Segment Open

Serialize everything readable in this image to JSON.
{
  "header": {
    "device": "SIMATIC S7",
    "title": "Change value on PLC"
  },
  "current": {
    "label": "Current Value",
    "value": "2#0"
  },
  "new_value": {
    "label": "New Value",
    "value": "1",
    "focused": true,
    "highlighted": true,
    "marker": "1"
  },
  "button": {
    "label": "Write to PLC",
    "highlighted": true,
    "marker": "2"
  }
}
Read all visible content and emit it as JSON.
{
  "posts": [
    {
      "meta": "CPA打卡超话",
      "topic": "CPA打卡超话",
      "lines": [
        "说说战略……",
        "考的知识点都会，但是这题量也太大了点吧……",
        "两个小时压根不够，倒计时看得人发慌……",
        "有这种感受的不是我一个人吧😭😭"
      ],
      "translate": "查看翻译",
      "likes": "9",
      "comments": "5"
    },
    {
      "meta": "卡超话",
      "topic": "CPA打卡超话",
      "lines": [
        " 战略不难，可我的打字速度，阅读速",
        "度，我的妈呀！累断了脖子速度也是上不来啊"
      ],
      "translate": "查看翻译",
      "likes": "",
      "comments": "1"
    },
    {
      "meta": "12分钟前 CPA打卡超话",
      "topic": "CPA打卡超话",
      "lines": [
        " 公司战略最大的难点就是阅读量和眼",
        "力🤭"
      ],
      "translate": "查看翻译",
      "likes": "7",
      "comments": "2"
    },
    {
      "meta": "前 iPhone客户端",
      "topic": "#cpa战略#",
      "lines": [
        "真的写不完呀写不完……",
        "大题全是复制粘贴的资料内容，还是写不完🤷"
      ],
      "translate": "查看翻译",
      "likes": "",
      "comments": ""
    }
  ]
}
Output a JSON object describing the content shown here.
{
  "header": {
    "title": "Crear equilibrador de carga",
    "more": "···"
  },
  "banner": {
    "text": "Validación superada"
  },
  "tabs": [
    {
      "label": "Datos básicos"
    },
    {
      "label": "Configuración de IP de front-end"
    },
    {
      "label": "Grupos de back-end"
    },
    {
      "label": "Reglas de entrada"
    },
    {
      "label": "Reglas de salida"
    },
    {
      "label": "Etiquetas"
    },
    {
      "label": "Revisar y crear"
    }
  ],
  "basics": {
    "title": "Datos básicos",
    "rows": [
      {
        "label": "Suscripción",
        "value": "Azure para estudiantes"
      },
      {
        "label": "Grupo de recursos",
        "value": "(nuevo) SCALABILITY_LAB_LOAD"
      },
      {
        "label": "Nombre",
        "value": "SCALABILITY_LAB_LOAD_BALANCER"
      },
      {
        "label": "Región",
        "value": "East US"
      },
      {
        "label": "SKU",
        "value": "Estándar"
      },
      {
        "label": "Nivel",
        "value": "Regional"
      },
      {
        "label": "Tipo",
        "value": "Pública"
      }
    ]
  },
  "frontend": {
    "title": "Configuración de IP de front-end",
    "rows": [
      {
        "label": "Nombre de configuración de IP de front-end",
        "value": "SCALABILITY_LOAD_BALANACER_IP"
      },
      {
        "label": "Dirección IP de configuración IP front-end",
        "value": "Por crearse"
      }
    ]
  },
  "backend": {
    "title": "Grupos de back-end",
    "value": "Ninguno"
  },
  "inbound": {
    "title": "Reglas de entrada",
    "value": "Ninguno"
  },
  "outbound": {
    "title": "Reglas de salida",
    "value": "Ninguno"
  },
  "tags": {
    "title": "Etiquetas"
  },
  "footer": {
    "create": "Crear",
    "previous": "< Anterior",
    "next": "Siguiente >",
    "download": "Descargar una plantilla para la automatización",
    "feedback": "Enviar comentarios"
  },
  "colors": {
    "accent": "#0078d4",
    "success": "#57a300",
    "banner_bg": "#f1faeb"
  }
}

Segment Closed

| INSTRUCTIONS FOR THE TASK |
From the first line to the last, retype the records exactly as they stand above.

| SOLUTION |
Serialize everything readable in this image to JSON.
{
  "header": {
    "device": "SIMATIC S7",
    "title": "Change value on PLC"
  },
  "current": {
    "label": "Current Value",
    "value": "2#0"
  },
  "new_value": {
    "label": "New Value",
    "value": "1",
    "focused": true,
    "highlighted": true,
    "marker": "1"
  },
  "button": {
    "label": "Write to PLC",
    "highlighted": true,
    "marker": "2"
  }
}
Read all visible content and emit it as JSON.
{
  "posts": [
    {
      "meta": "CPA打卡超话",
      "topic": "CPA打卡超话",
      "lines": [
        "说说战略……",
        "考的知识点都会，但是这题量也太大了点吧……",
        "两个小时压根不够，倒计时看得人发慌……",
        "有这种感受的不是我一个人吧😭😭"
      ],
      "translate": "查看翻译",
      "likes": "9",
      "comments": "5"
    },
    {
      "meta": "卡超话",
      "topic": "CPA打卡超话",
      "lines": [
        " 战略不难，可我的打字速度，阅读速",
        "度，我的妈呀！累断了脖子速度也是上不来啊"
      ],
      "translate": "查看翻译",
      "likes": "",
      "comments": "1"
    },
    {
      "meta": "12分钟前 CPA打卡超话",
      "topic": "CPA打卡超话",
      "lines": [
        " 公司战略最大的难点就是阅读量和眼",
        "力🤭"
      ],
      "translate": "查看翻译",
      "likes": "7",
      "comments": "2"
    },
    {
      "meta": "前 iPhone客户端",
      "topic": "#cpa战略#",
      "lines": [
        "真的写不完呀写不完……",
        "大题全是复制粘贴的资料内容，还是写不完🤷"
      ],
      "translate": "查看翻译",
      "likes": "",
      "comments": ""
    }
  ]
}
Output a JSON object describing the content shown here.
{
  "header": {
    "title": "Crear equilibrador de carga",
    "more": "···"
  },
  "banner": {
    "text": "Validación superada"
  },
  "tabs": [
    {
      "label": "Datos básicos"
    },
    {
      "label": "Configuración de IP de front-end"
    },
    {
      "label": "Grupos de back-end"
    },
    {
      "label": "Reglas de entrada"
    },
    {
      "label": "Reglas de salida"
    },
    {
      "label": "Etiquetas"
    },
    {
      "label": "Revisar y crear"
    }
  ],
  "basics": {
    "title": "Datos básicos",
    "rows": [
      {
        "label": "Suscripción",
        "value": "Azure para estudiantes"
      },
      {
        "label": "Grupo de recursos",
        "value": "(nuevo) SCALABILITY_LAB_LOAD"
      },
      {
        "label": "Nombre",
        "value": "SCALABILITY_LAB_LOAD_BALANCER"
      },
      {
        "label": "Región",
        "value": "East US"
      },
      {
        "label": "SKU",
        "value": "Estándar"
      },
      {
        "label": "Nivel",
        "value": "Regional"
      },
      {
        "label": "Tipo",
        "value": "Pública"
      }
    ]
  },
  "frontend": {
    "title": "Configuración de IP de front-end",
    "rows": [
      {
        "label": "Nombre de configuración de IP de front-end",
        "value": "SCALABILITY_LOAD_BALANACER_IP"
      },
      {
        "label": "Dirección IP de configuración IP front-end",
        "value": "Por crearse"
      }
    ]
  },
  "backend": {
    "title": "Grupos de back-end",
    "value": "Ninguno"
  },
  "inbound": {
    "title": "Reglas de entrada",
    "value": "Ninguno"
  },
  "outbound": {
    "title": "Reglas de salida",
    "value": "Ninguno"
  },
  "tags": {
    "title": "Etiquetas"
  },
  "footer": {
    "create": "Crear",
    "previous": "< Anterior",
    "next": "Siguiente >",
    "download": "Descargar una plantilla para la automatización",
    "feedback": "Enviar comentarios"
  },
  "colors": {
    "accent": "#0078d4",
    "success": "#57a300",
    "banner_bg": "#f1faeb"
  }
}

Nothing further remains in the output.